Expecting a baby? You might be able to volunteer for the National Children’s Study. This ambitious research project aims to uncover how genesStretches of DNA, a substance you inherit from your parents, that define characteristics such as eye color and your risk for disease. and the environment affect children’s health. The study will follow children from before birth until age 21. It’s the largest long-term study of children’s health ever conducted in the U.S.

Women who are or may become pregnant in the next few years may be eligible to enroll if they live near 1 of the 37 study locations across the country (see www.nationalchildrensstudy.gov/studylocations). Volunteers will fill out questionnaires about their environment and family health histories.

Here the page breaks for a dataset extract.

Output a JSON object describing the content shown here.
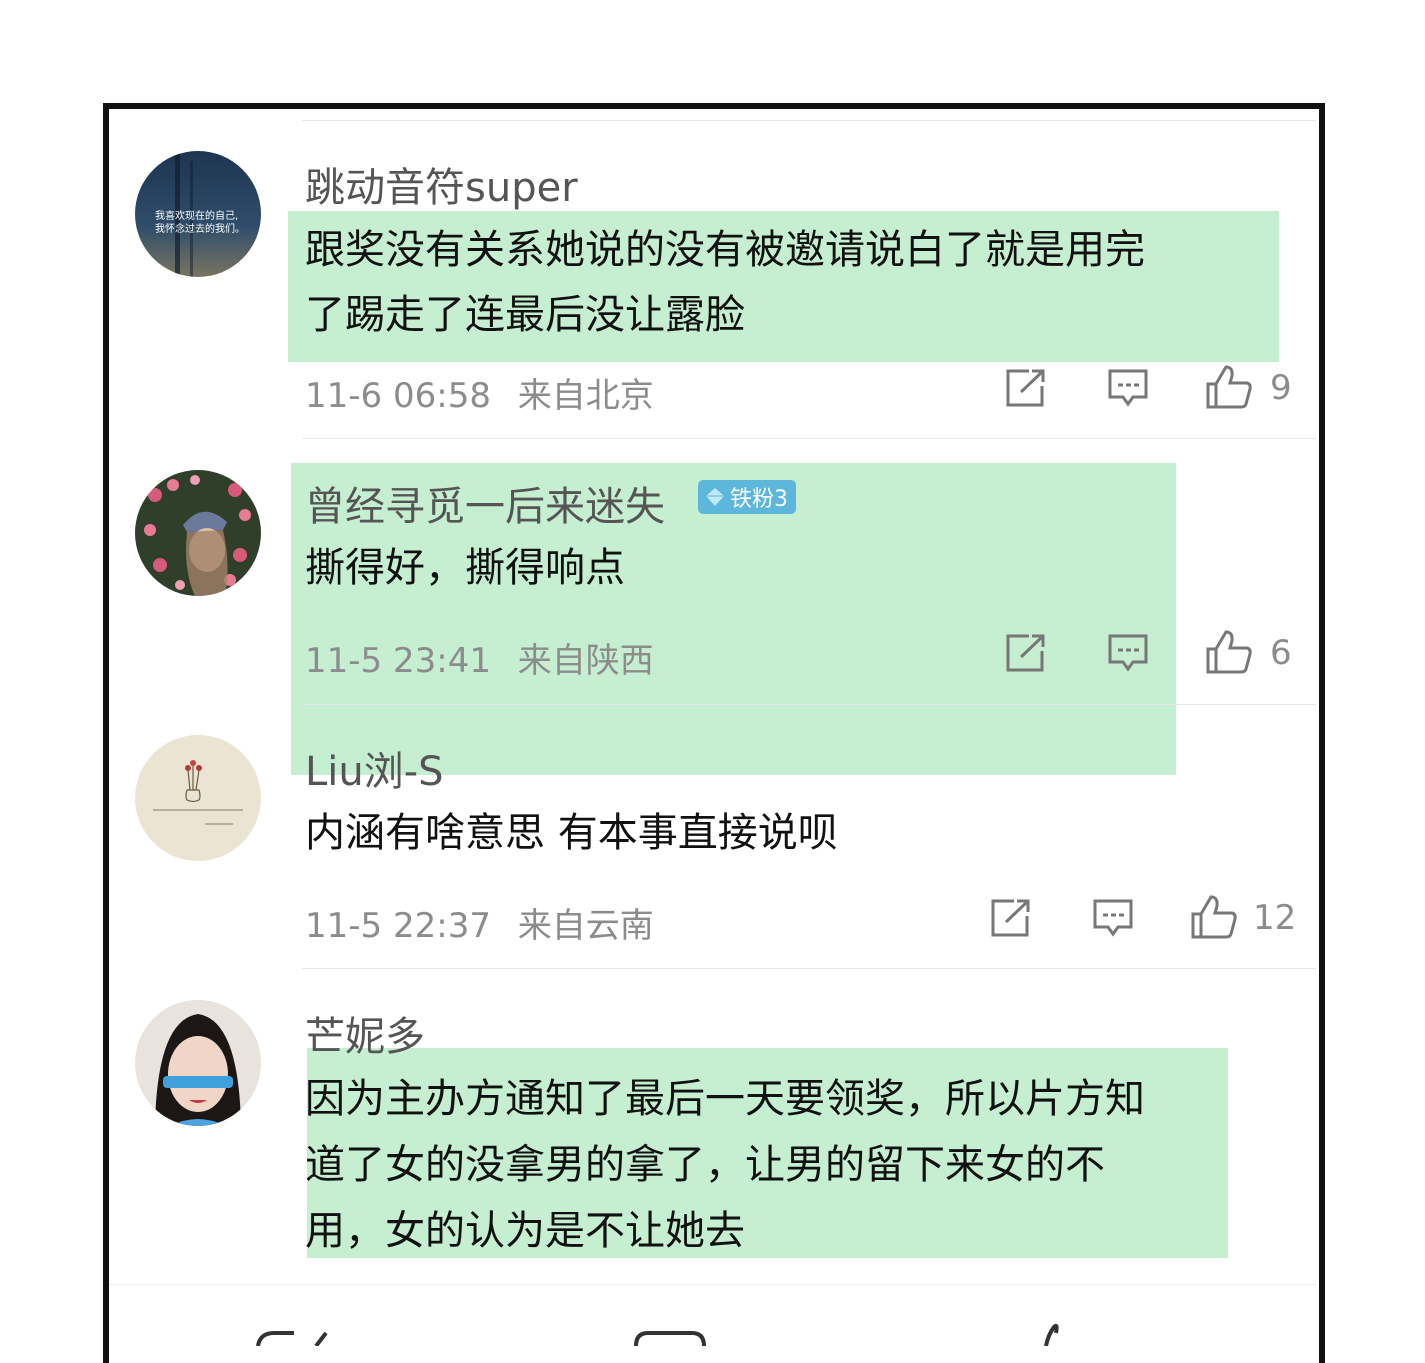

Later, they and their children may be asked to visit clinics at study centers.

By analyzing this information, researchers expect to gain understanding of how the food we eat, the chemicals we’re exposed to and other factors might interact with genes to affect health and growth.

“The National Children’s Study is an investment in the future of our nation’s children,” says Dr. Alan Guttmacher, director of NIH’s Eunice Kennedy Shriver National Institute of Child Health and Human Development. “Through their participation, women and their families can help in the search for information to improve the health, development and well-being of future generations.”